- Component data from apps and pages -
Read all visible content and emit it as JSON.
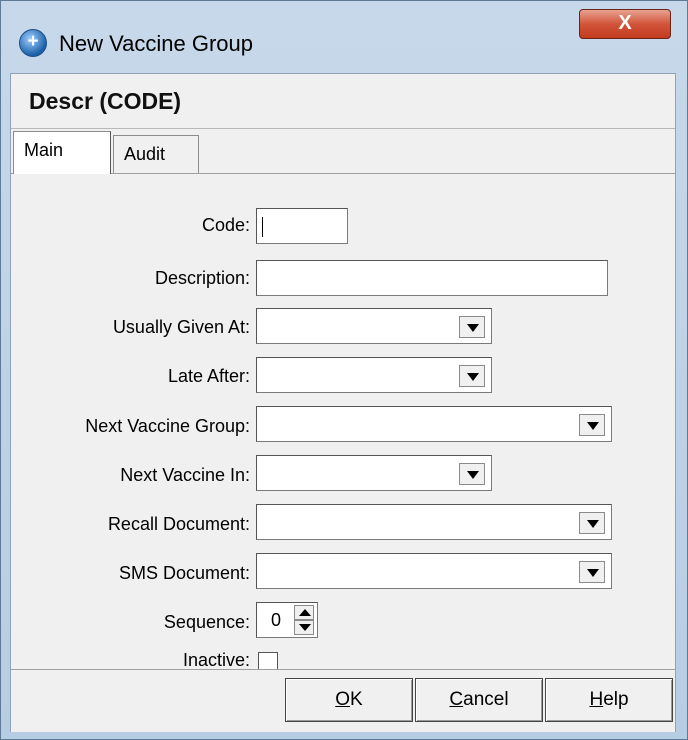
{
  "window": {
    "title": "New Vaccine Group",
    "close_label": "X"
  },
  "header": {
    "title": "Descr (CODE)"
  },
  "tabs": [
    {
      "label": "Main"
    },
    {
      "label": "Audit"
    }
  ],
  "form": {
    "code_label": "Code:",
    "code_value": "",
    "description_label": "Description:",
    "description_value": "",
    "usually_given_at_label": "Usually Given At:",
    "late_after_label": "Late After:",
    "next_vaccine_group_label": "Next Vaccine Group:",
    "next_vaccine_in_label": "Next Vaccine In:",
    "recall_document_label": "Recall Document:",
    "sms_document_label": "SMS Document:",
    "sequence_label": "Sequence:",
    "sequence_value": "0",
    "inactive_label": "Inactive:",
    "inactive_checked": false
  },
  "buttons": {
    "ok": {
      "mnemonic": "O",
      "rest": "K"
    },
    "cancel": {
      "mnemonic": "C",
      "rest": "ancel"
    },
    "help": {
      "mnemonic": "H",
      "rest": "elp"
    }
  },
  "icons": {
    "app": "add-plus-circle-icon",
    "close": "close-icon"
  },
  "colors": {
    "titlebar": "#c7d8ea",
    "close_button": "#d2553a",
    "client_bg": "#f0f0f0"
  }
}
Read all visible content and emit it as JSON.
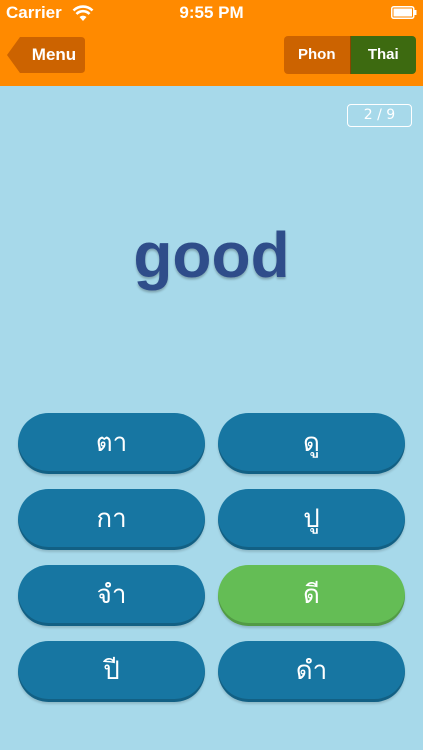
{
  "status_bar": {
    "carrier": "Carrier",
    "time": "9:55 PM",
    "icons": [
      "wifi-icon",
      "battery-icon"
    ]
  },
  "nav": {
    "menu_label": "Menu",
    "segments": [
      "Phon",
      "Thai"
    ],
    "selected_segment": "Thai"
  },
  "quiz": {
    "counter": "2 / 9",
    "word": "good",
    "answers": [
      "ตา",
      "ดู",
      "กา",
      "ปู",
      "จำ",
      "ดี",
      "ปี",
      "ดำ"
    ],
    "correct_answer": "ดี"
  },
  "colors": {
    "nav_bg": "#ff8a00",
    "background": "#a7d9ea",
    "word": "#2f4d8a",
    "answer_button": "#1776a2",
    "answer_correct": "#64bd55",
    "segment_phon": "#cc6300",
    "segment_thai": "#3d6a10"
  }
}
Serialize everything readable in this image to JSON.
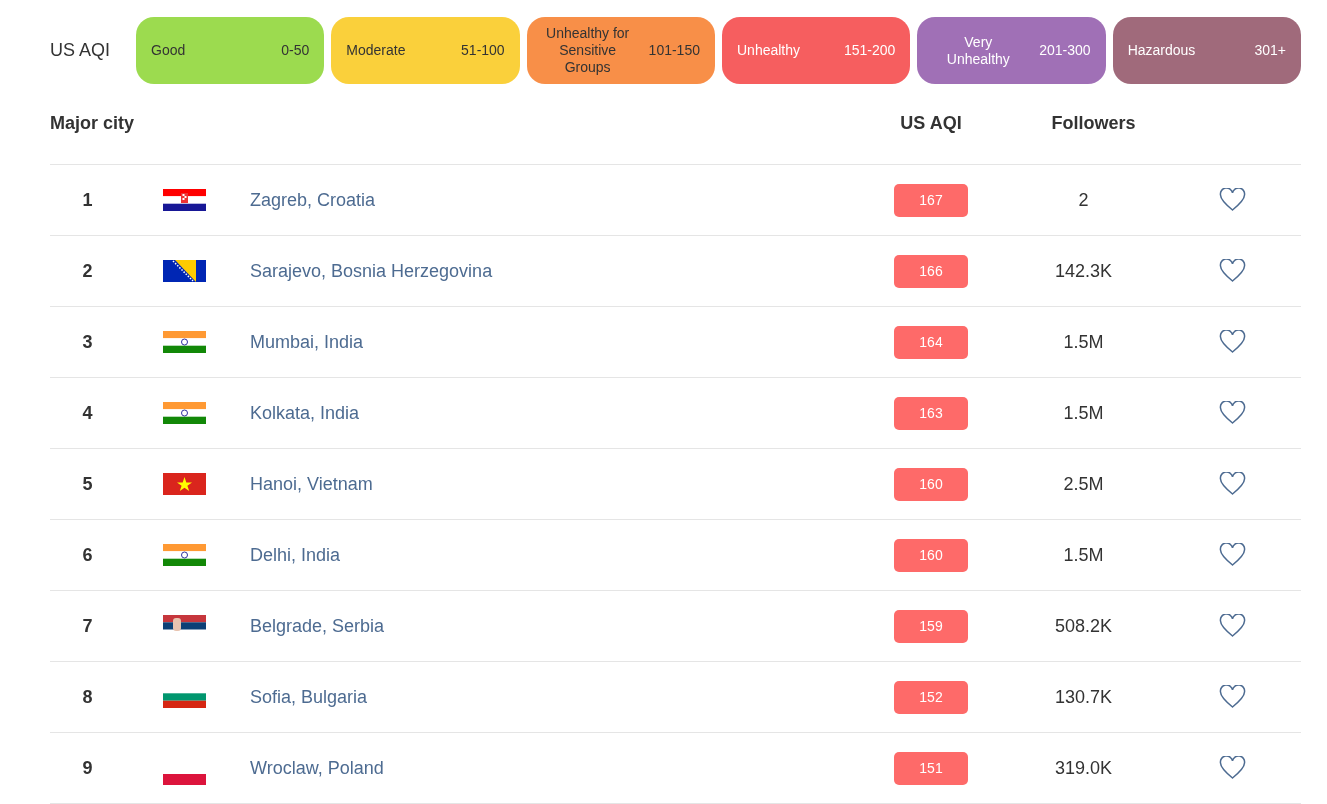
{
  "legend": {
    "label": "US AQI",
    "levels": [
      {
        "name": "Good",
        "range": "0-50",
        "color": "#9cdb4f"
      },
      {
        "name": "Moderate",
        "range": "51-100",
        "color": "#fad03b"
      },
      {
        "name": "Unhealthy for Sensitive Groups",
        "range": "101-150",
        "color": "#f88f48"
      },
      {
        "name": "Unhealthy",
        "range": "151-200",
        "color": "#f65e5f"
      },
      {
        "name": "Very Unhealthy",
        "range": "201-300",
        "color": "#a070b6"
      },
      {
        "name": "Hazardous",
        "range": "301+",
        "color": "#a06a7b"
      }
    ]
  },
  "table": {
    "columns": [
      "Major city",
      "US AQI",
      "Followers"
    ],
    "rows": [
      {
        "rank": "1",
        "kind": "hr",
        "city": "Zagreb, Croatia",
        "aqi": "167",
        "followers": "2"
      },
      {
        "rank": "2",
        "kind": "ba",
        "city": "Sarajevo, Bosnia Herzegovina",
        "aqi": "166",
        "followers": "142.3K"
      },
      {
        "rank": "3",
        "kind": "in",
        "city": "Mumbai, India",
        "aqi": "164",
        "followers": "1.5M"
      },
      {
        "rank": "4",
        "kind": "in",
        "city": "Kolkata, India",
        "aqi": "163",
        "followers": "1.5M"
      },
      {
        "rank": "5",
        "kind": "vn",
        "city": "Hanoi, Vietnam",
        "aqi": "160",
        "followers": "2.5M"
      },
      {
        "rank": "6",
        "kind": "in",
        "city": "Delhi, India",
        "aqi": "160",
        "followers": "1.5M"
      },
      {
        "rank": "7",
        "kind": "rs",
        "city": "Belgrade, Serbia",
        "aqi": "159",
        "followers": "508.2K"
      },
      {
        "rank": "8",
        "kind": "bg",
        "city": "Sofia, Bulgaria",
        "aqi": "152",
        "followers": "130.7K"
      },
      {
        "rank": "9",
        "kind": "pl",
        "city": "Wroclaw, Poland",
        "aqi": "151",
        "followers": "319.0K"
      }
    ]
  }
}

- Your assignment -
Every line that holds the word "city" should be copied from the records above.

- Reply to the task -
      "Major city",
        "city": "Zagreb, Croatia",
        "city": "Sarajevo, Bosnia Herzegovina",
        "city": "Mumbai, India",
        "city": "Kolkata, India",
        "city": "Hanoi, Vietnam",
        "city": "Delhi, India",
        "city": "Belgrade, Serbia",
        "city": "Sofia, Bulgaria",
        "city": "Wroclaw, Poland",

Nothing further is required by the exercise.